What is next for your family – are you considering having more children?
We never know how the future will play out. We love being a little family of three with my husband, 4 year old daughter and myself. But ever since the laws changed in NY to make compensated surrogacy with a NY surrogate an option, we have been thinking of trying to match with a surrogate to add to our family—perhaps in NY, perhaps not. My daughter asks me all the time for a sibling and it’s a little heartbreaking. We always initially imagined being a family of 4, so right now we are playing the waiting game of seeing whether we can make a match with a surrogate who can help us add to our family. So we will see….
What piece of advice or words of wisdom would you share with new intended parents or fertility patients just beginning their own family building journey?
I would say the best piece of advice I could give is to do something that sounds easy but is actually exceptionally hard to do in the moment… breathe and be patient. I know very, very well the feeling of wanting a baby yesterday and thinking about “if only that miscarriage hadn’t happened I would have a 6 year old by now.”
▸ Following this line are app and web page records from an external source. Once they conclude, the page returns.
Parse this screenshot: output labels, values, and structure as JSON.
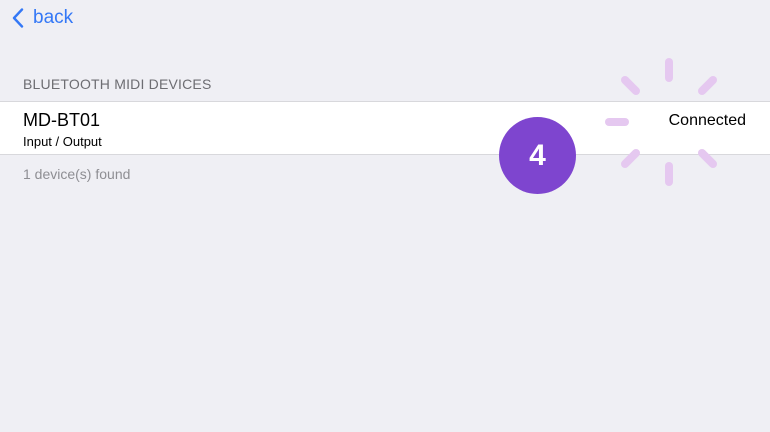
{
  "nav": {
    "back_label": "back",
    "back_icon": "chevron-left-icon",
    "accent_color": "#3478f6"
  },
  "section": {
    "header": "BLUETOOTH MIDI DEVICES"
  },
  "devices": [
    {
      "name": "MD-BT01",
      "io": "Input / Output",
      "status": "Connected"
    }
  ],
  "footer": {
    "found_text": "1 device(s) found"
  },
  "overlay": {
    "step_number": "4",
    "step_color": "#7e45cf",
    "tap_indicator_icon": "tap-burst-icon",
    "tap_indicator_color": "#e5c8f0"
  }
}
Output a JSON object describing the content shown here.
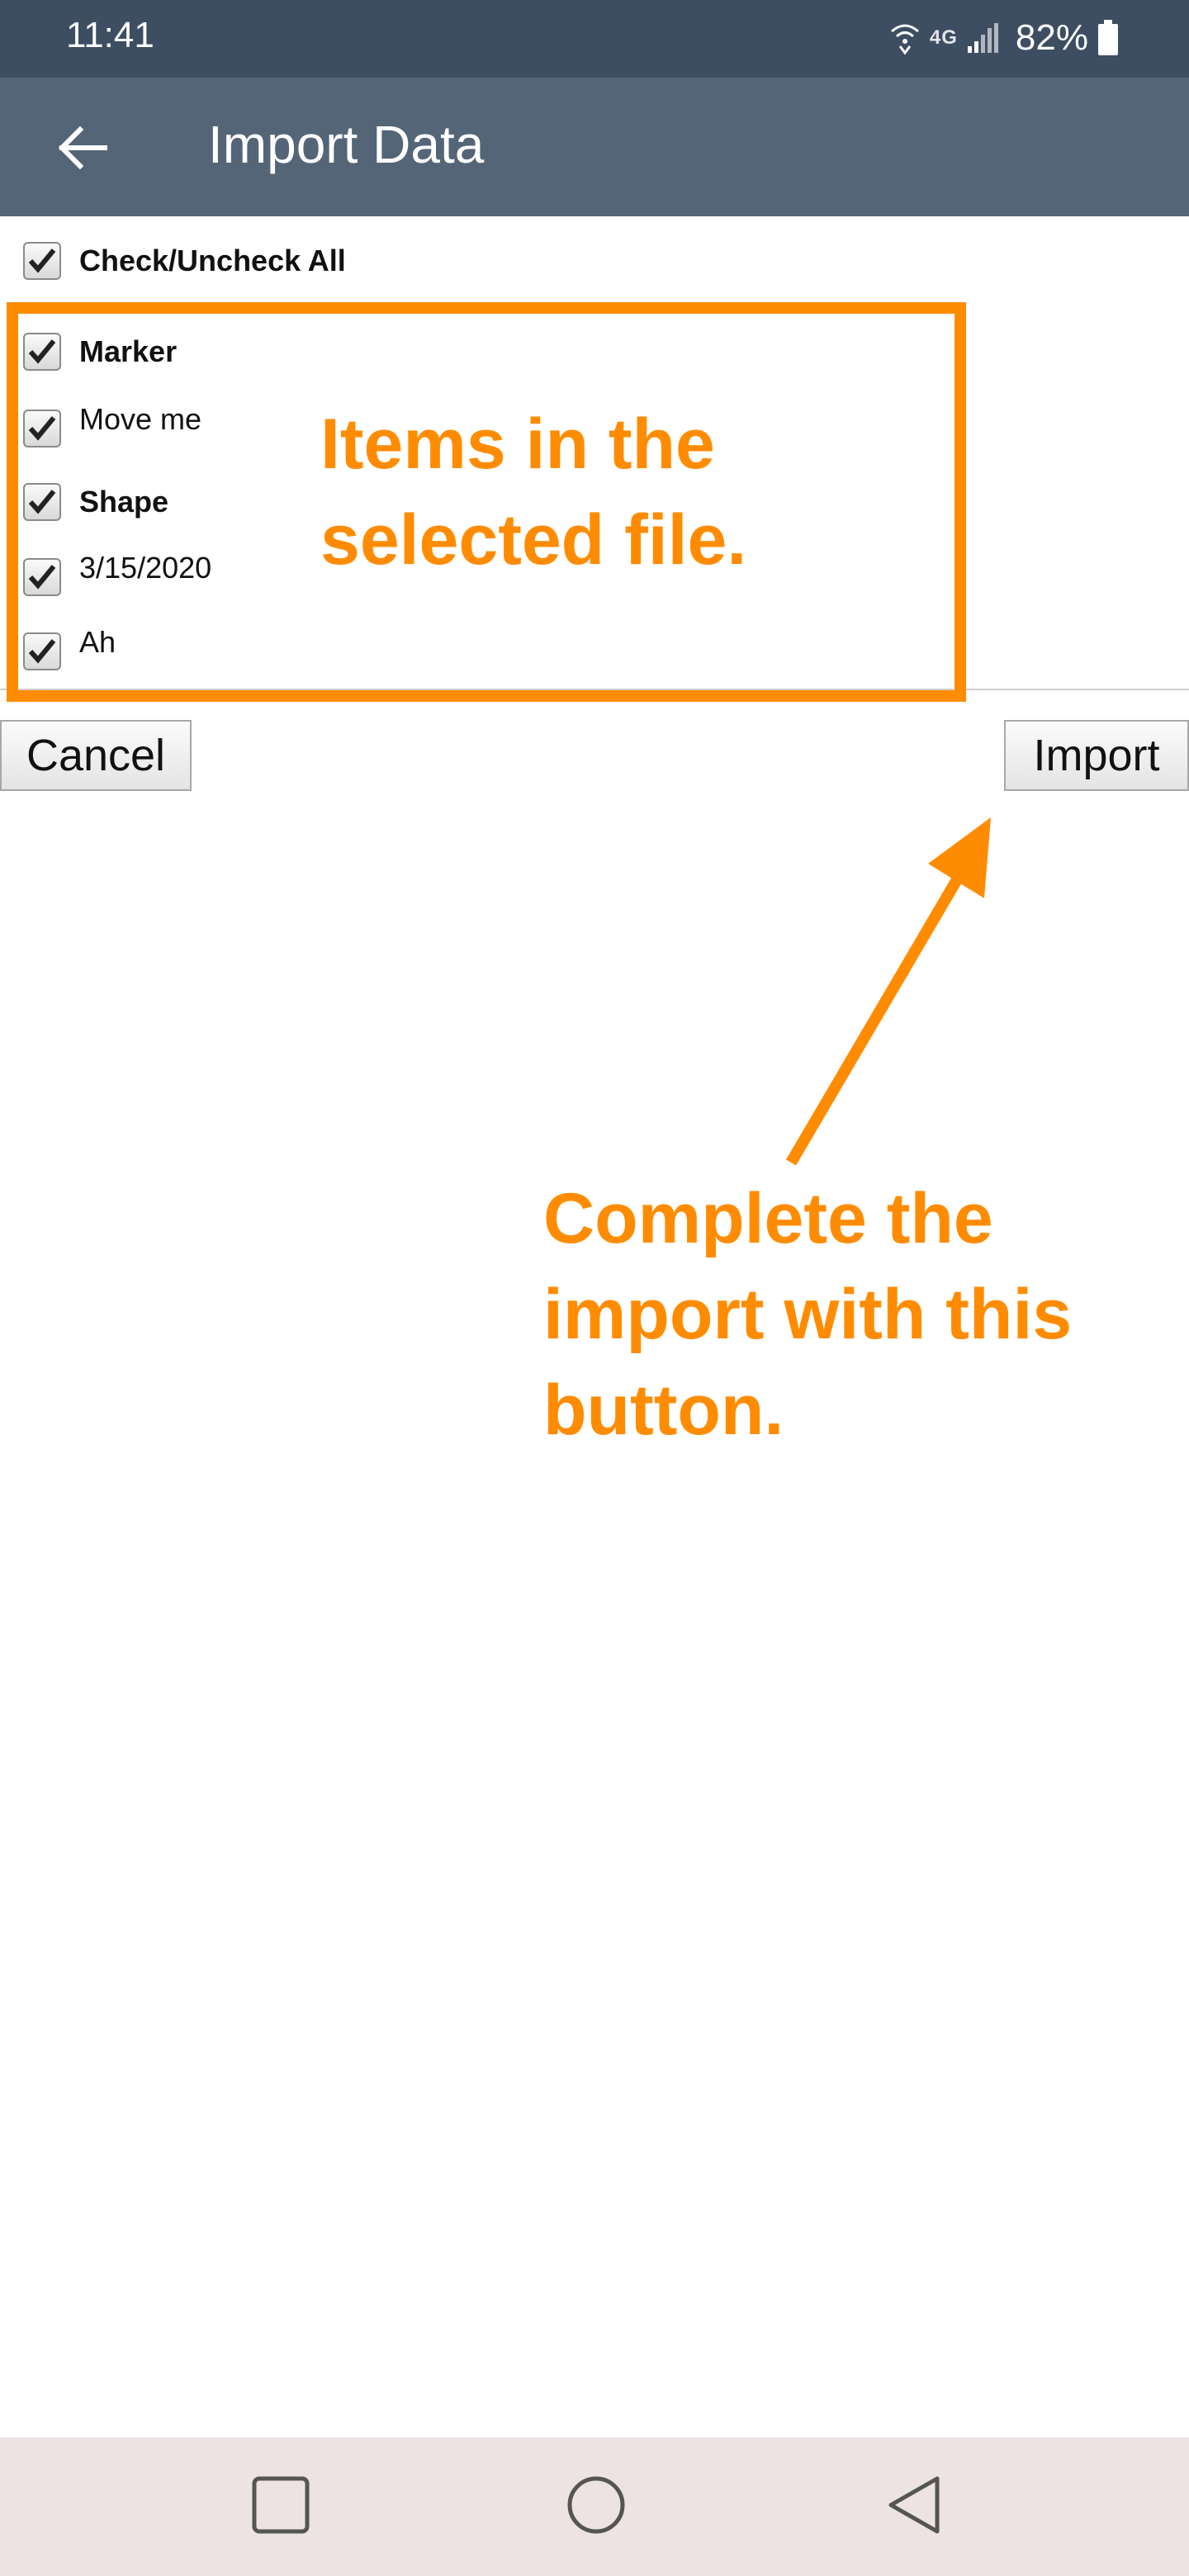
{
  "status_bar": {
    "time": "11:41",
    "network": "4G",
    "battery": "82%",
    "icons": [
      "wifi-calling-icon",
      "network-4g-icon",
      "signal-icon",
      "battery-icon"
    ]
  },
  "app_bar": {
    "title": "Import Data",
    "back_icon": "arrow-left-icon"
  },
  "import_list": {
    "check_all": {
      "label": "Check/Uncheck All",
      "checked": true
    },
    "items": [
      {
        "label": "Marker",
        "bold": true,
        "checked": true
      },
      {
        "label": "Move me",
        "bold": false,
        "checked": true
      },
      {
        "label": "Shape",
        "bold": true,
        "checked": true
      },
      {
        "label": "3/15/2020",
        "bold": false,
        "checked": true
      },
      {
        "label": "Ah",
        "bold": false,
        "checked": true
      }
    ]
  },
  "buttons": {
    "cancel": "Cancel",
    "import": "Import"
  },
  "annotations": {
    "color": "#ff8c00",
    "items_note_line1": "Items in the",
    "items_note_line2": "selected file.",
    "import_note_line1": "Complete the",
    "import_note_line2": "import with this",
    "import_note_line3": "button."
  },
  "nav_bar": {
    "icons": [
      "recent-apps-icon",
      "home-icon",
      "back-icon"
    ]
  },
  "colors": {
    "status_bar": "#3d4d62",
    "app_bar": "#546577",
    "nav_bar": "#ede3e2",
    "accent": "#ff8c00"
  }
}
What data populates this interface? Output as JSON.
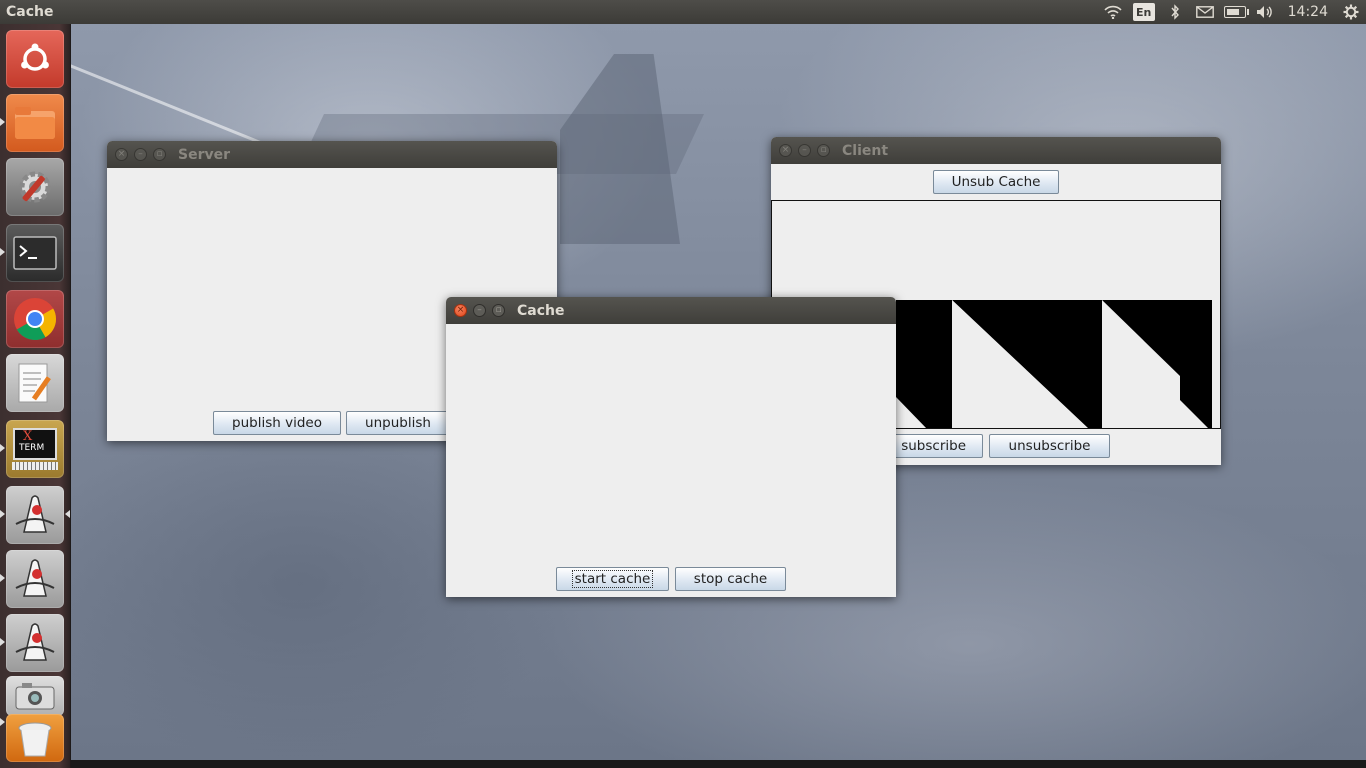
{
  "top_panel": {
    "active_app": "Cache",
    "keyboard_layout": "En",
    "clock": "14:24",
    "icons": [
      "wifi-icon",
      "keyboard-layout-icon",
      "bluetooth-icon",
      "mail-icon",
      "battery-icon",
      "volume-icon",
      "gear-icon"
    ]
  },
  "launcher": {
    "items": [
      {
        "name": "ubuntu-dash-icon"
      },
      {
        "name": "files-icon"
      },
      {
        "name": "system-settings-icon"
      },
      {
        "name": "terminal-icon"
      },
      {
        "name": "chrome-icon"
      },
      {
        "name": "text-editor-icon"
      },
      {
        "name": "xterm-icon",
        "label_top": "X",
        "label_bottom": "TERM"
      },
      {
        "name": "java-app-icon"
      },
      {
        "name": "java-app-icon"
      },
      {
        "name": "java-app-icon"
      },
      {
        "name": "camera-icon"
      },
      {
        "name": "trash-icon"
      }
    ]
  },
  "windows": {
    "server": {
      "title": "Server",
      "buttons": {
        "publish": "publish video",
        "unpublish": "unpublish"
      }
    },
    "client": {
      "title": "Client",
      "buttons": {
        "unsub_cache": "Unsub Cache",
        "subscribe_partial": "subscribe",
        "unsubscribe": "unsubscribe"
      }
    },
    "cache": {
      "title": "Cache",
      "buttons": {
        "start": "start cache",
        "stop": "stop cache"
      }
    }
  },
  "colors": {
    "panel": "#3c3b37",
    "launcher": "#4a3636",
    "window_bg": "#eeeeee",
    "close_active": "#e0461b",
    "button_gradient_end": "#c9d8e7"
  }
}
People who deal with infertility especially feel the pressure of time slipping away so it’s really easy to just always feel frustrated and impatient. But that really does you no good and doesn’t move the process along any quicker. You kind of just have to accept the fact that this is a marathon. It’s a process. And you have to be patient and let the process play out. Because I promise that when it’s over and you are down the road a bit and have your little one running around, the wait and the frustration it took to get there will all be a distant memory.
We want to thank Jennifer so much for sharing her story and for supporting so many intended parents as they navigate a complex process. Surrogacy is often time-consuming and challenging and we know how important it is to have trusted professionals accompanying you along the way – having someone who has personally been through the process is an added plus, and we appreciate all that Jennifer is doing in this space! If you are an intended parent, you can learn more about Jennifer Mass and how she can assist you on your journey, here.